Looking at the combined markets of Oakland, Piedmont, Alameda, Berkeley, Albany, Kensington, El Cerrito, and Richmond, the average house dollar per square foot has increased more than $100 from $653 in Q1 2021 to $764 in Q2 2021. It seems it’s no coincidence that after the “exodus” of people fleeing the Bay Area that people wanting to return are finding values at all-time highs. When the pandemic hit, the price per square foot ranged from $550 - $600 which allowed big investors, knowing the pandemic was not a matter of if but when, took advantage of the sale in front of them.

Compass / Bay Area Market Report

In the June 2021 update of Compass' Bay Area Market Reports, the largest portion of homes for sale in the Oakland-Berkeley Inner East Bay Region is in the range of $500,000 - $749,000. For people looking to buy East Bay real estate under $1 million, that should be good news. The total dollar volume was approximately $4.1 billion spread across 3,820 properties - a mean average of just over $1 million. Some more ranges: 11% of home sales were under $500,000; 19% of home sales were under $750,000 - $999,999; 11%-13% of home sales were between $1,000,000 - $2,000,000 and the rest 6% and under between $2,000,000 and $3,000,000. That’s a big difference when eager home buyers are looking at housing and apartments for sale in San Francisco.

Of course, there are a number of reasons for the vast divide of housing prices between East Bay and San Francisco. From tech workers having to commute over the Bay Bridge to Silicon Valley or others using Bart, to the overall differences, too many to note here, between cities, buyers can see the disparities. In that case, buyers should consider the saying, just because it costs more doesn’t mean it’s necessarily better, or something like that. If new homeowners are eager to buy in the East Bay but are hesitant, they should really consider the neighborhood, the schools in the area if they have kids, and what their overall commute will look like. There are hundreds of other factors besides price.
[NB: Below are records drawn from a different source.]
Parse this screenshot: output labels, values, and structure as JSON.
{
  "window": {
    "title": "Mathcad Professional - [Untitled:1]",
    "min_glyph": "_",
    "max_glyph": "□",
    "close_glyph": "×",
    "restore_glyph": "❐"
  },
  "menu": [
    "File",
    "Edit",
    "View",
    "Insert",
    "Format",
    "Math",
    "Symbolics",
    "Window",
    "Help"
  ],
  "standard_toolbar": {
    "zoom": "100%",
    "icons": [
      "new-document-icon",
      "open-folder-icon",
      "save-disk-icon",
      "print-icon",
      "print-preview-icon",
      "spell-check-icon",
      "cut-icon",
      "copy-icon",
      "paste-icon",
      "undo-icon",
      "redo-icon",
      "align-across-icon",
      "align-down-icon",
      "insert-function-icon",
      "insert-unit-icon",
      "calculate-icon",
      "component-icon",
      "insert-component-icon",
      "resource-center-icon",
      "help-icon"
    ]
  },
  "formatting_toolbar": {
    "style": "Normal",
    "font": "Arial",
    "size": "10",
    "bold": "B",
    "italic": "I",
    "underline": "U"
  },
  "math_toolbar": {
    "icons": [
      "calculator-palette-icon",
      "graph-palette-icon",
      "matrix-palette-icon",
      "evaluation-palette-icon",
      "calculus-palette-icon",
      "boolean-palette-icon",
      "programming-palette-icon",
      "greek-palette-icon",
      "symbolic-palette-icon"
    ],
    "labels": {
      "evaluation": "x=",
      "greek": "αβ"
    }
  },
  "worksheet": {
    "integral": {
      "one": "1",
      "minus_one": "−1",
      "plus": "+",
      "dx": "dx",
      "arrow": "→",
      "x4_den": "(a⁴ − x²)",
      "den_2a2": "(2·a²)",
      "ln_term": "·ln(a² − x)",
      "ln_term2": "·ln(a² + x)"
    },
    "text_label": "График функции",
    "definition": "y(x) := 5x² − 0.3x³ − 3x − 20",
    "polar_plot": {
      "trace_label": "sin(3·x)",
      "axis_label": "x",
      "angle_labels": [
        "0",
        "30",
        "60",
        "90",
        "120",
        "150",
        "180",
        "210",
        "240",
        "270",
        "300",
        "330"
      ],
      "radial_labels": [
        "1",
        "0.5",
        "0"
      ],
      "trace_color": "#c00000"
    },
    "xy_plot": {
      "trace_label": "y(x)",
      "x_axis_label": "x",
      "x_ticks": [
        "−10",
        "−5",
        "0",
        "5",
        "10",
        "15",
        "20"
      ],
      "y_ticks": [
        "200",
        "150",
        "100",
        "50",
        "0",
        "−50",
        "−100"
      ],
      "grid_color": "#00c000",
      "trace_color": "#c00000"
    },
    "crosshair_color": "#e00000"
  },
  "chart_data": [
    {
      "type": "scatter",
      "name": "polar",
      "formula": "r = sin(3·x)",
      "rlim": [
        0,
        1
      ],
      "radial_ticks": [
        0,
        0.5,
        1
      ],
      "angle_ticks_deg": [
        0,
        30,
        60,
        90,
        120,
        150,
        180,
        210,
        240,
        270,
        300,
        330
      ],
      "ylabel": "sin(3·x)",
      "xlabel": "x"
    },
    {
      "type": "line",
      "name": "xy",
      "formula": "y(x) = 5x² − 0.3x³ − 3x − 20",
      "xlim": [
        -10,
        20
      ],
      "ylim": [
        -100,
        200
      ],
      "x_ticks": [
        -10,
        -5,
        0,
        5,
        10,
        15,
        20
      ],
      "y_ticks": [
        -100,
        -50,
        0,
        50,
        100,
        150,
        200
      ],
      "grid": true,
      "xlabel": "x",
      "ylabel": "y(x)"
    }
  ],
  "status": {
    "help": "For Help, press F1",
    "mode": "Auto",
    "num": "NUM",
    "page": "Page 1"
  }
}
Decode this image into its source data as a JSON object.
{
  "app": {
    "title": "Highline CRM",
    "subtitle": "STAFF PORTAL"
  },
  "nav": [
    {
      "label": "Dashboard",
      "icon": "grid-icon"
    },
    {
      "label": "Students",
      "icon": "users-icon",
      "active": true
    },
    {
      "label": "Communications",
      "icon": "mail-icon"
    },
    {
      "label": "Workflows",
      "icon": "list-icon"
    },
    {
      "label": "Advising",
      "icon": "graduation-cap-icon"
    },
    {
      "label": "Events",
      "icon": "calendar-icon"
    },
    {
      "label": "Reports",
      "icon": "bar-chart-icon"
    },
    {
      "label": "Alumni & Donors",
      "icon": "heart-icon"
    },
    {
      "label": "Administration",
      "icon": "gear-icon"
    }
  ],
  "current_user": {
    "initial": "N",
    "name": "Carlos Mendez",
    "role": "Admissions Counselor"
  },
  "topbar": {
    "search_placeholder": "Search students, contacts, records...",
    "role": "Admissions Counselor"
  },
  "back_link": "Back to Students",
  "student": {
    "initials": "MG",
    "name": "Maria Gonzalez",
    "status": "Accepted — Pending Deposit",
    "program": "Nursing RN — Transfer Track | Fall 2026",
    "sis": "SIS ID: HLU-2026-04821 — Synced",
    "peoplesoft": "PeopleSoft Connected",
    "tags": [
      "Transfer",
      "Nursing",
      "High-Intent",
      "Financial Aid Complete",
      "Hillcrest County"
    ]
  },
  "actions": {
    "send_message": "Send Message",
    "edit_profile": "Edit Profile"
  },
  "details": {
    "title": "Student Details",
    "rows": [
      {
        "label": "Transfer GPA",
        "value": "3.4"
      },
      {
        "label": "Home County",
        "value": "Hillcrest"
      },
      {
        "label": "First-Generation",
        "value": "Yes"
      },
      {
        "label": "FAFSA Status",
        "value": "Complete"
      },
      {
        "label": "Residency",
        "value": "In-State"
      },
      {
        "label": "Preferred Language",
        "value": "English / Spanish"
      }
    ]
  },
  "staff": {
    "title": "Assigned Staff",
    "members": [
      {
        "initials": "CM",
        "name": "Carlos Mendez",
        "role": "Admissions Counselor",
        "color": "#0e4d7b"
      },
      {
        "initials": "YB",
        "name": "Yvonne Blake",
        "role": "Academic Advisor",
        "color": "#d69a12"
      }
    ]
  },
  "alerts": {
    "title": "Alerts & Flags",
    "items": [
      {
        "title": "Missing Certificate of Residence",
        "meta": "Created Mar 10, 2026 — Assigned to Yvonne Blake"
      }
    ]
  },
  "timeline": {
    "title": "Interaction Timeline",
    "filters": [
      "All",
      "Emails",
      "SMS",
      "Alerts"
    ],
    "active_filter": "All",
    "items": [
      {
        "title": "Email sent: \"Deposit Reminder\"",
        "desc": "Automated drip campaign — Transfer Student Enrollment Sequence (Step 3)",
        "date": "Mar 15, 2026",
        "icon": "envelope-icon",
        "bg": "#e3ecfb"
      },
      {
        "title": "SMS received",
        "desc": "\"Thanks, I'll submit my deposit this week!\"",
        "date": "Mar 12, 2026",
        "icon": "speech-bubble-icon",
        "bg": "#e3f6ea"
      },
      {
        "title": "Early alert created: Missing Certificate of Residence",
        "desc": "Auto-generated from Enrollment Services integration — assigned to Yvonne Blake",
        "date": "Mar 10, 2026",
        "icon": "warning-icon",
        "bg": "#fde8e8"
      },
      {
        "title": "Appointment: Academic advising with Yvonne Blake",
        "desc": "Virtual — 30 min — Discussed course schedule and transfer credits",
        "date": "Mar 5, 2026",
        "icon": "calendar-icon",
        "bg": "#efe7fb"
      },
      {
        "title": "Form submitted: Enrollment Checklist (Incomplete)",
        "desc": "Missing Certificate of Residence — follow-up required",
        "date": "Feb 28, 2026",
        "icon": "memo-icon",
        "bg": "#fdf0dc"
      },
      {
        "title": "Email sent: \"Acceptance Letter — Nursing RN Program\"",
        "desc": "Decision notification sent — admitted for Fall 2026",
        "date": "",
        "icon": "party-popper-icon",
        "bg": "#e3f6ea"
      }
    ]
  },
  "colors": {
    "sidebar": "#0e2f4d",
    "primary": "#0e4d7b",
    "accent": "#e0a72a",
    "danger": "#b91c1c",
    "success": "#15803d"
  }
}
Here are a few homes we found on Zillow below one million for which potential home buyers may like to make an offer.

Robin L. Dustan / Sotheby's

Located in prime Rockridge just a  block to College Avenue, 368 Hudson was originally built in 1912 and has been in the same family since 1956.

Daniel Winkler / Winkler Real Estate Group

849 Milton is an excellent chance for a savvy investor to purchase a property and legalize a perfectly situated partially finished first floor to create two units.

Carrie Mcalister / The Grubb Co.

Enchanting cottage nestled in N. Berkeley Hills with beautiful exposed brick wall and vaulted wood ceilings.

Need a great real estate agent in Oakland, Berkeley, Richmond, Hayward, Walnut Creek, or Vallejo? Visit the link below!

Featured Image: Oakland Hillside Luxury Homes / Fredrick Lee